So my second day, is all about detachment: opening up the fridge and seeing the strawberries right in front of me, not being able to have one, and not letting it affect me or my mood whatsoever. Detachment is also what yoga teaches us after all, is it not? The practice of acknowledging certain thoughts and feelings, but not going deeper into them, and being able to let them go. Maintaining our state of inner peace, or of inner contentment no matter what external events.

I normally get into a bad mood when I am hungry, I sometimes cannot control it. On another day, those horrible pancakes I tried to make this morning would have made me angry or frustrated. I had been up for over an hour (doing my other rituals such as tongue scraping, cleaning my sinus, oil body massage, pranayama exercises, my daily meditation practice etc, etc). But no, I did not get mad at the pancakes, or at myself, for tasting horrible. I did not get desperate when I saw the bananas on the counter and couldn’t have one to just calm myself and the hungry down. Instead, I made the other pancake recipe I am allowed to have this week, it took me double the time to make breakfast, and in the end, I enjoyed it.

So far, not being able to have the food in the kitchen (it does help that I am avoiding opening up the huge cabinet will all the delicious stuff I can’t have), or not being able to prepare and eat food I make, or just the fact that I am on a mono-diet and eat the same thing every day, has made me appreciate the simplicity in what I am eating, as well as the extra time I have to do other things (like writing this long blog article).

We will see how things go on my third day.
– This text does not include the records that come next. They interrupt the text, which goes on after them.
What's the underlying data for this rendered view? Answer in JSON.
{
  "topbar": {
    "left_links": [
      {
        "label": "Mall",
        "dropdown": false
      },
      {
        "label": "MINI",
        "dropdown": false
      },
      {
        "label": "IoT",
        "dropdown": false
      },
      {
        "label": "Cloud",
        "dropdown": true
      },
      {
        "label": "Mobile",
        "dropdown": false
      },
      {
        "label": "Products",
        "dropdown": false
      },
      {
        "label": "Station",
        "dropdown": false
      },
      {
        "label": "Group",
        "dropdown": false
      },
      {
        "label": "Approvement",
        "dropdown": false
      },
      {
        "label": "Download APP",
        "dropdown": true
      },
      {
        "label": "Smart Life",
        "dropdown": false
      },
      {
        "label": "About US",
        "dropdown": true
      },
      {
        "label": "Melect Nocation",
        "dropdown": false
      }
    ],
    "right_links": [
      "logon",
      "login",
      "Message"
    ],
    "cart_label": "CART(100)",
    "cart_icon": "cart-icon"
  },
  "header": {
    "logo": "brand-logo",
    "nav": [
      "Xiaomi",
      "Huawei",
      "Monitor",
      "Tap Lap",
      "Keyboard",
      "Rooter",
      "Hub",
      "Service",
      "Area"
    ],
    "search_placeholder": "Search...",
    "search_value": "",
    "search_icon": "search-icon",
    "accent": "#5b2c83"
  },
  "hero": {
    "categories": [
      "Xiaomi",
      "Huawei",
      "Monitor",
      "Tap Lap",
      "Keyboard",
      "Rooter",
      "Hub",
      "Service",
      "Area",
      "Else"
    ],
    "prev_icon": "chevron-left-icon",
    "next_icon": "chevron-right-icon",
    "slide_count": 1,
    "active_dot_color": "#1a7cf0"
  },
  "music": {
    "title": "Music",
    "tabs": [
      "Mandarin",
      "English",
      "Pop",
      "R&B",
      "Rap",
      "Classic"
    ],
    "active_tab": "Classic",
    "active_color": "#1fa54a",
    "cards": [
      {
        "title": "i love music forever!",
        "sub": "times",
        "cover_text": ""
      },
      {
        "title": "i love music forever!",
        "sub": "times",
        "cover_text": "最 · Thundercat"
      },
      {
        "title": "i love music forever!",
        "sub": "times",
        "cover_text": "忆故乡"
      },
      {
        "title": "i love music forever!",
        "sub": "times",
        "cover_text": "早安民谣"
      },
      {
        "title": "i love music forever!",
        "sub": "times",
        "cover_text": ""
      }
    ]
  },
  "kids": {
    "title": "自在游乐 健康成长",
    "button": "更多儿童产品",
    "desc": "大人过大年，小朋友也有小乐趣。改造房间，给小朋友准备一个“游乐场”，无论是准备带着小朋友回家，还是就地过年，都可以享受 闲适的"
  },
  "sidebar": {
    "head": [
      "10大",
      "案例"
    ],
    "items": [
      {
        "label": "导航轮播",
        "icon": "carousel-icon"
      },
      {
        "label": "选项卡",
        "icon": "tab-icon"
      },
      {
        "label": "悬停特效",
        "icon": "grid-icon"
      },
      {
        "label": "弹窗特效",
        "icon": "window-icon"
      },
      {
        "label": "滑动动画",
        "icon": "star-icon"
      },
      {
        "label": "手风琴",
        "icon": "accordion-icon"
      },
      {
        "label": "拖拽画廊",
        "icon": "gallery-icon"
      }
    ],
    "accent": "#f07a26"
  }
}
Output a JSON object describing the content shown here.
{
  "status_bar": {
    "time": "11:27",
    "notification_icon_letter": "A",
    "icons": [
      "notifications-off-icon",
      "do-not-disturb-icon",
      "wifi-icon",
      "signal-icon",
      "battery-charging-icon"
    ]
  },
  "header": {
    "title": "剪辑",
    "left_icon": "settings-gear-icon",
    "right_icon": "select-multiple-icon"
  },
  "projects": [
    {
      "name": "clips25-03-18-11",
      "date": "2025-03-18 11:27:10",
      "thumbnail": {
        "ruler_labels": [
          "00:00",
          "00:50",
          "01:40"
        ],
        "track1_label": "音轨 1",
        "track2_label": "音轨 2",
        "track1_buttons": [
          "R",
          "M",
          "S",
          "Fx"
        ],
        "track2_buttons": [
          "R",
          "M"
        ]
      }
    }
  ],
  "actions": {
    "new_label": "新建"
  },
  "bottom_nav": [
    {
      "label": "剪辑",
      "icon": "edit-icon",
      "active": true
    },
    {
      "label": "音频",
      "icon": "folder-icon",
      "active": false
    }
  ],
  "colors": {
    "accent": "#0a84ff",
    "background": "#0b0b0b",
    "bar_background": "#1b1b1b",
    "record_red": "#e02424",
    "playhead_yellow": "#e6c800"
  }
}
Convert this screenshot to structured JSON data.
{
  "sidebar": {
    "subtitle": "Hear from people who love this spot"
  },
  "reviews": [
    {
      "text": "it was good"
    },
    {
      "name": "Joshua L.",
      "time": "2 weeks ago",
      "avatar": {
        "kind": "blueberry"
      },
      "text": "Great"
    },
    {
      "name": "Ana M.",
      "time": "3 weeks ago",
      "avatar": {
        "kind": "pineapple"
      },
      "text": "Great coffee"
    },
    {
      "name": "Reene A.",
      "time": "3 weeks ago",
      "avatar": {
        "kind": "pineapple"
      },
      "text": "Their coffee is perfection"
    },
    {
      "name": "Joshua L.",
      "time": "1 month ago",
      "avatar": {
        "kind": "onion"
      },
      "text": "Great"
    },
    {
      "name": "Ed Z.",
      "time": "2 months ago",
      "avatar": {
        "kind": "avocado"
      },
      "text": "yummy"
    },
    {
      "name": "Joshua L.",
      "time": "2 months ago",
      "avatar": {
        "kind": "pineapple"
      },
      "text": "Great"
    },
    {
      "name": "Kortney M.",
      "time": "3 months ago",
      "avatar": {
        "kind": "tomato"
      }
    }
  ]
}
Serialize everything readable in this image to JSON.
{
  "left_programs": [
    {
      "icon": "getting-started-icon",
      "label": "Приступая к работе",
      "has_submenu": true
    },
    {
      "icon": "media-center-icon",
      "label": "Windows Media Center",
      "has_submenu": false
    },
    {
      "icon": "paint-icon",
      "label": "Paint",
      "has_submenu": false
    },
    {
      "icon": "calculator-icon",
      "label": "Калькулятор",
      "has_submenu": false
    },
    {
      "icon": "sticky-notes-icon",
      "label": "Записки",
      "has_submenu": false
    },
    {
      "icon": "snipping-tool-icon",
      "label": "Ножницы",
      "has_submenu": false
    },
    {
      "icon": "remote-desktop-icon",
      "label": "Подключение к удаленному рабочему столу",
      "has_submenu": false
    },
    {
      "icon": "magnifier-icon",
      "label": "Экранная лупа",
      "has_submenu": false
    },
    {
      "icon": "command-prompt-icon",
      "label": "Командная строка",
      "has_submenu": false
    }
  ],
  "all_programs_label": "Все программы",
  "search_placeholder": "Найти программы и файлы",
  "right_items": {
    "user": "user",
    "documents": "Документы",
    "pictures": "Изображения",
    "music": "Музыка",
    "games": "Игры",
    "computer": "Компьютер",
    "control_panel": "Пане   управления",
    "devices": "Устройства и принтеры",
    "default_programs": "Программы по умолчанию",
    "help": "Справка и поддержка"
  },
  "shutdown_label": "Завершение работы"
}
My craving for cooking is kicking in, but I do get to cook a new recipe for the last days of my detox.

I will keep you posted and follow my Instagram stories for more insights on my day-to-day detox experience @lacholaahabibii

Anyone else ever done an Ayurvedic detox? Any tips, thoughts, or comments you would like to share?

Thank you for reading


What to eat/drink in Northern Spain

The Northern version of traditional tapas. These are actually double or triple the size than the ones I remember having in Andalusia. You can get wide varieties, from fish or seafood to cured ham. In San Sebastian, most restaurants offer pintxos, it is their way to have dinner.

This slightly sparkling, dry white wine is from the Basque region. Traditionally, this wine is served before meals, in a regular glass, and you only pour half an inch of it in everyone’s glass.

Jamón ibérico de bellota
The absolute finest cured ham available on the market. It is made from free range pigs that are on an acorn diet. This type of cured ham has been prized for its smoothness and rich, savoury flavour. 

Traditional sheep cheese
Known as Idiazabal, this pressed cheese is made from unpasteurised sheep milk. The cheese is aged for several months and you can try the smoked and un-smoked versions. It has a nut/buttery flavour and is typically served with quince jam.

Travel and Lifestyle